OK, President Trump wasn't on the ballot yesterday anywhere, but the GOP primary contests in Ohio, Indiana, and West Virginia produced the results most conducive to the GOP picking up Senate seats in those states.

The greatest amount of attention went to West Virginia, where former coal mine owner and ex-con (for "conspiring to violate mine safety laws" – a questionable conviction), was believed to be a sure loser to incumbent Senator Joe Manchin in the November election.  The polls trumpeted a surge for Blankenship, and even Don Surber, my guru for all things West Virginia, expected Blankenship to win.  Instead, he came in a distant third.
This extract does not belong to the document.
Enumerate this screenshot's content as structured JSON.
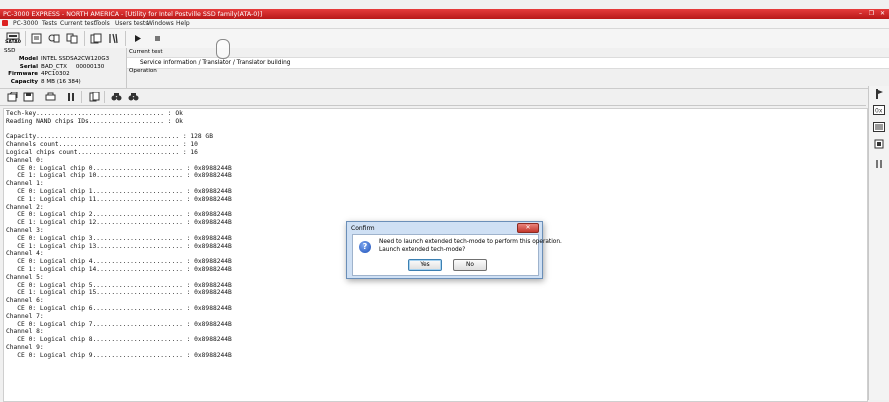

It seems that West Virginians listened to President Trump's plea to not elect a sure loser.

So much for the theory that Trump has no coattails.  Patrick Morrisey, the state's A.G., can expect a lot of support from Trump in the coming months, which could help him take away a Democrat Senate seat.

The winner in the Indiana GOP primary must pick up the pieces from a bitter three-way primary campaign that featured negative advertising.  The convincing winner was former state rep. Mike Braun.

Fox News:

Braun spent millions on ads arguing he's an outsider, but his primary rivals attacked him over voting records indicating he voted in Democratic primaries until 2012.

Braun has responded by saying he is a conservative Republican, but he voted in past Democratic primaries to have a say in local races dominated by Democrats.  His rivals have asked who [sic] he voted for in the 2008 Democratic primary race between Hillary Clinton and Barack Obama, but Braun claims he voted for neither.

Braun was elected to the Indiana State House as a Republican in 2014.

Given that the Trump coalition includes many former Democrat voters, I am not convinced that the negative ads directed at Braun for being a former Democrat are a serious obstacle in the general election.

Meanwhile, in the most populous of the three states, Ohio, the winner was Congressman James Renacci, who has represented the 16th Congressional District since 2010.

His district includes suburban and exurban Cleveland and Akron areas as well some pure rural area.  This is a reasonable cross-section of the Ohio electorate.  For reasons that are incomprehensible to me, Democrat incumbent Senator Sherrod Brown polls as fairly popular in Ohio, despite his hard left positions on many issues.

The auguries, so far, are as favorable as they could be the morning after the three primaries.